### WORK TO BE COMPLETED:
Would you retype each record exactly as given?

[LISTED RECORDS Boundary: Start]

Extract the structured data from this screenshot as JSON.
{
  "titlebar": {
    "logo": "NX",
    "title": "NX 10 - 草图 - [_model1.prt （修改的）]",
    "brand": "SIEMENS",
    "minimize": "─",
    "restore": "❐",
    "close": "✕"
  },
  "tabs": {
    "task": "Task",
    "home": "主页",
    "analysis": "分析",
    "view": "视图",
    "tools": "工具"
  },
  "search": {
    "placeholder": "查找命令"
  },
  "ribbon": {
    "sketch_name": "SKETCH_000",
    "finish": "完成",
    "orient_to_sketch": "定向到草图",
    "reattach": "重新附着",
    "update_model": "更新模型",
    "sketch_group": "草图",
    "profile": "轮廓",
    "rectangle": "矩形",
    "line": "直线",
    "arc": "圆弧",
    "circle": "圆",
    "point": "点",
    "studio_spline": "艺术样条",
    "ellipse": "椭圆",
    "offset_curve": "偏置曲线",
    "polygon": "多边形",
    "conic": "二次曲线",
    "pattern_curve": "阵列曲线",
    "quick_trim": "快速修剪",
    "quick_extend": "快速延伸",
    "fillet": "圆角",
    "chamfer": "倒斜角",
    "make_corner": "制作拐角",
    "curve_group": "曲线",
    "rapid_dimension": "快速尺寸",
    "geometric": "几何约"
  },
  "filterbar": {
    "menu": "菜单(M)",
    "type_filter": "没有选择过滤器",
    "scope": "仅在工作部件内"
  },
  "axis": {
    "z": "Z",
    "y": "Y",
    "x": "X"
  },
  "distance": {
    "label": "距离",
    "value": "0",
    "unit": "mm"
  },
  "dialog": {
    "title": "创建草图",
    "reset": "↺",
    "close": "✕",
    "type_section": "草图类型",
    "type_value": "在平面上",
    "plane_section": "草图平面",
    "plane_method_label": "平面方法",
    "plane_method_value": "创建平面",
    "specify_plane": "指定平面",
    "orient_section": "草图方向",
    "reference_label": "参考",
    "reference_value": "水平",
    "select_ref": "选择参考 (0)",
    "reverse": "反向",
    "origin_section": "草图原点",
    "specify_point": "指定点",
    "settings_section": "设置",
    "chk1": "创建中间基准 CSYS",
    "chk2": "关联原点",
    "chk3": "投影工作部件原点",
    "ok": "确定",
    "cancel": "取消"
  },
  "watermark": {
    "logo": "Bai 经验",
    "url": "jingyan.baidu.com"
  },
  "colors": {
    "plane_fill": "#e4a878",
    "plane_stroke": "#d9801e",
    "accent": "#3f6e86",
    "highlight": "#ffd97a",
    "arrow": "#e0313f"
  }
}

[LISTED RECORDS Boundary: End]

### RESPONSE TO THIS TASK:
Extract the structured data from this screenshot as JSON.
{
  "titlebar": {
    "logo": "NX",
    "title": "NX 10 - 草图 - [_model1.prt （修改的）]",
    "brand": "SIEMENS",
    "minimize": "─",
    "restore": "❐",
    "close": "✕"
  },
  "tabs": {
    "task": "Task",
    "home": "主页",
    "analysis": "分析",
    "view": "视图",
    "tools": "工具"
  },
  "search": {
    "placeholder": "查找命令"
  },
  "ribbon": {
    "sketch_name": "SKETCH_000",
    "finish": "完成",
    "orient_to_sketch": "定向到草图",
    "reattach": "重新附着",
    "update_model": "更新模型",
    "sketch_group": "草图",
    "profile": "轮廓",
    "rectangle": "矩形",
    "line": "直线",
    "arc": "圆弧",
    "circle": "圆",
    "point": "点",
    "studio_spline": "艺术样条",
    "ellipse": "椭圆",
    "offset_curve": "偏置曲线",
    "polygon": "多边形",
    "conic": "二次曲线",
    "pattern_curve": "阵列曲线",
    "quick_trim": "快速修剪",
    "quick_extend": "快速延伸",
    "fillet": "圆角",
    "chamfer": "倒斜角",
    "make_corner": "制作拐角",
    "curve_group": "曲线",
    "rapid_dimension": "快速尺寸",
    "geometric": "几何约"
  },
  "filterbar": {
    "menu": "菜单(M)",
    "type_filter": "没有选择过滤器",
    "scope": "仅在工作部件内"
  },
  "axis": {
    "z": "Z",
    "y": "Y",
    "x": "X"
  },
  "distance": {
    "label": "距离",
    "value": "0",
    "unit": "mm"
  },
  "dialog": {
    "title": "创建草图",
    "reset": "↺",
    "close": "✕",
    "type_section": "草图类型",
    "type_value": "在平面上",
    "plane_section": "草图平面",
    "plane_method_label": "平面方法",
    "plane_method_value": "创建平面",
    "specify_plane": "指定平面",
    "orient_section": "草图方向",
    "reference_label": "参考",
    "reference_value": "水平",
    "select_ref": "选择参考 (0)",
    "reverse": "反向",
    "origin_section": "草图原点",
    "specify_point": "指定点",
    "settings_section": "设置",
    "chk1": "创建中间基准 CSYS",
    "chk2": "关联原点",
    "chk3": "投影工作部件原点",
    "ok": "确定",
    "cancel": "取消"
  },
  "watermark": {
    "logo": "Bai 经验",
    "url": "jingyan.baidu.com"
  },
  "colors": {
    "plane_fill": "#e4a878",
    "plane_stroke": "#d9801e",
    "accent": "#3f6e86",
    "highlight": "#ffd97a",
    "arrow": "#e0313f"
  }
}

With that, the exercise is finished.